- It provides an opportunity for playful exercise: Playing with a big, rubber ball takes certain muscle power. Throwing, kicking, bouncing on, or smacking the ball is a great way for a child to release some energy and to work the whole musculature of the body.
- The ball is a great mediator for social participation: Since a giant, rubber ball can be hard for a small child to control it provides a great opening to social interaction with others. This could include siblings, parents, therapists, or friends of the child simply playing a game of catch or kickball.
- It’s a tool for improving gross and fine motor development: All physical interactions with the ball require motor skills of the gross and fine motor nature: throwing with the arms, smacking the ball with the lands, lifting the ball off of the ground, crawling on top of the ball, kicking the ball into the air, etc. Playing with a ball can further improve a child’s overall motor development.
- Using a ball assists with delays in reflex development: Every typical child is born with a set of primitive reflexes.
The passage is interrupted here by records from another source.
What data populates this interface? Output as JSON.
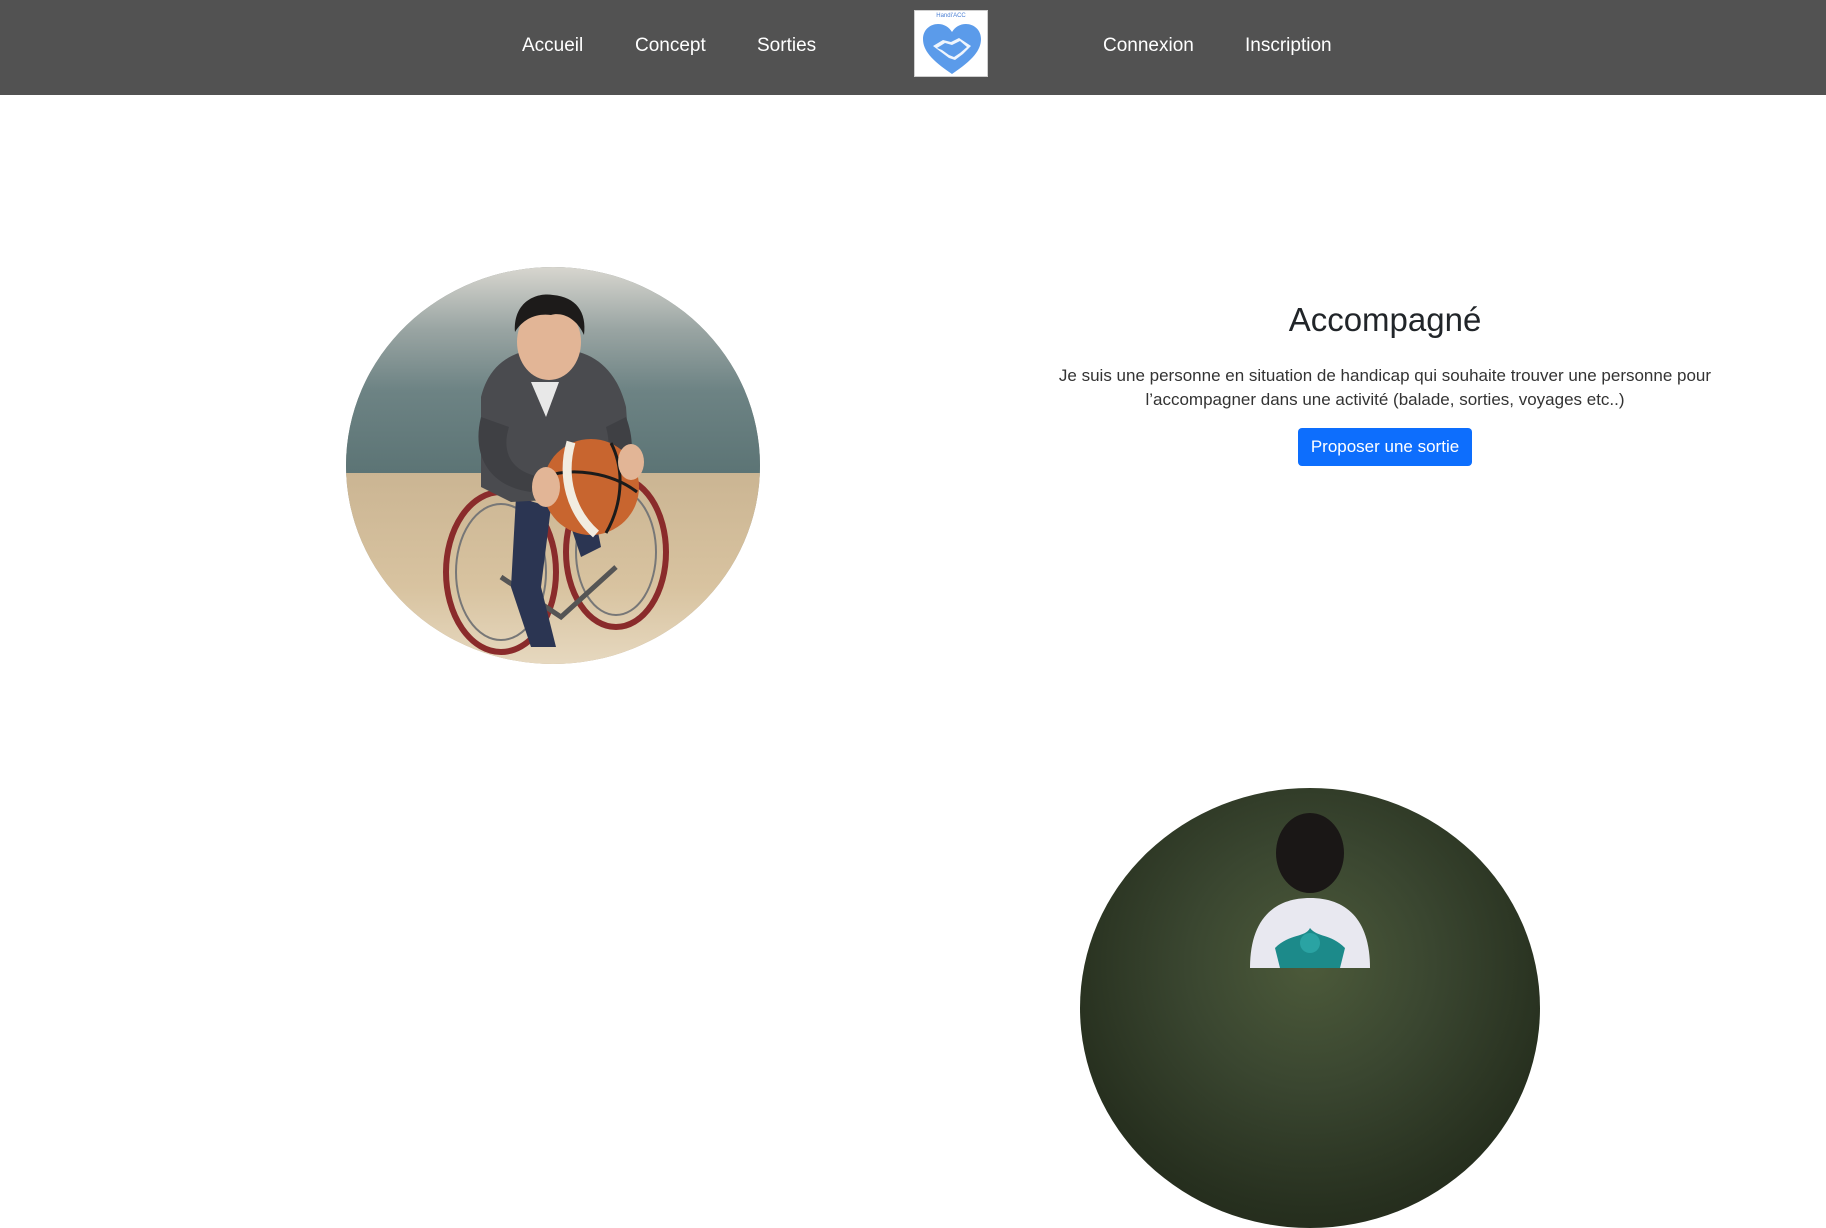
{
  "nav": {
    "left_items": [
      {
        "label": "Accueil"
      },
      {
        "label": "Concept"
      },
      {
        "label": "Sorties"
      }
    ],
    "logo": {
      "text": "Handi'ACC",
      "icon": "heart-handshake-icon"
    },
    "right_items": [
      {
        "label": "Connexion"
      },
      {
        "label": "Inscription"
      }
    ]
  },
  "section1": {
    "image": "photo-wheelchair-basketball",
    "title": "Accompagné",
    "description": "Je suis une personne en situation de handicap qui souhaite trouver une personne pour l’accompagner dans une activité (balade, sorties, voyages etc..)",
    "button_label": "Proposer une sortie"
  },
  "section2": {
    "image": "photo-person-back-view"
  },
  "colors": {
    "navbar_bg": "#525252",
    "nav_text": "#ffffff",
    "primary_button": "#0d6efd",
    "logo_heart": "#5b9bea"
  }
}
Such reflexes assist with other developmental milestones as the child ages such as motor, cognitive, and social development. Reflexes assist with reactionary movements, such as knowing what to do when there is a loss of balance. Visit Primitive Motor Reflexes & Their Impact on a Child's Function for more details. Using an exercise ball may assist a child in eliciting delayed or absent reflexes. This is done by carefully planned movements and exercises determined by the child’s therapist.
- An exercise ball can address cognitive development: Effectively playing with an exercise ball requires lots of brain involvement including problem-solving, decision-making, emotional regulation, novel learning, short and long-term memory, attention, etc.
- It’s fun! An exercise ball is a great way to capture a child’s interest for a therapy session because it is fun, interactive, and can be used in endless ways in order to prevent boredom.
An exercise ball is a wonderful therapy tool for children of all ages. However, before parents get too gun-ho about running out and purchasing a ball for your child make sure of the following:
- Talk to your child’s therapist: Consult with your child’s physical and/or occupational therapist, especially if they are already using an exercise ball during therapy sessions. Ask about what goals the therapists are trying to accomplish by using the ball or what developmental skills they are addressing. Have a discussion about how you as a parent or a caregiver can replicate their uses of the ball to best assist their child outside of therapy sessions.
- Always consider your child’s safety: Although an exercise ball is helpful for a child of any age, think about what types of safety concerns could come up. This is especially important for very small children or any child with delayed milestones of any kind. Talk to your therapist about how often or what ways you should be supervising your child when they are playing with the ball.
- Think about your availability: Although playing with a ball by themselves can be fun for a time, a child would greatly benefit from having you around as well. A parent or a caregiver can make an excellent playmate for the child and can introduce them to all sorts of games and two-person interactions that are more exciting and therapeutically appropriate for the child.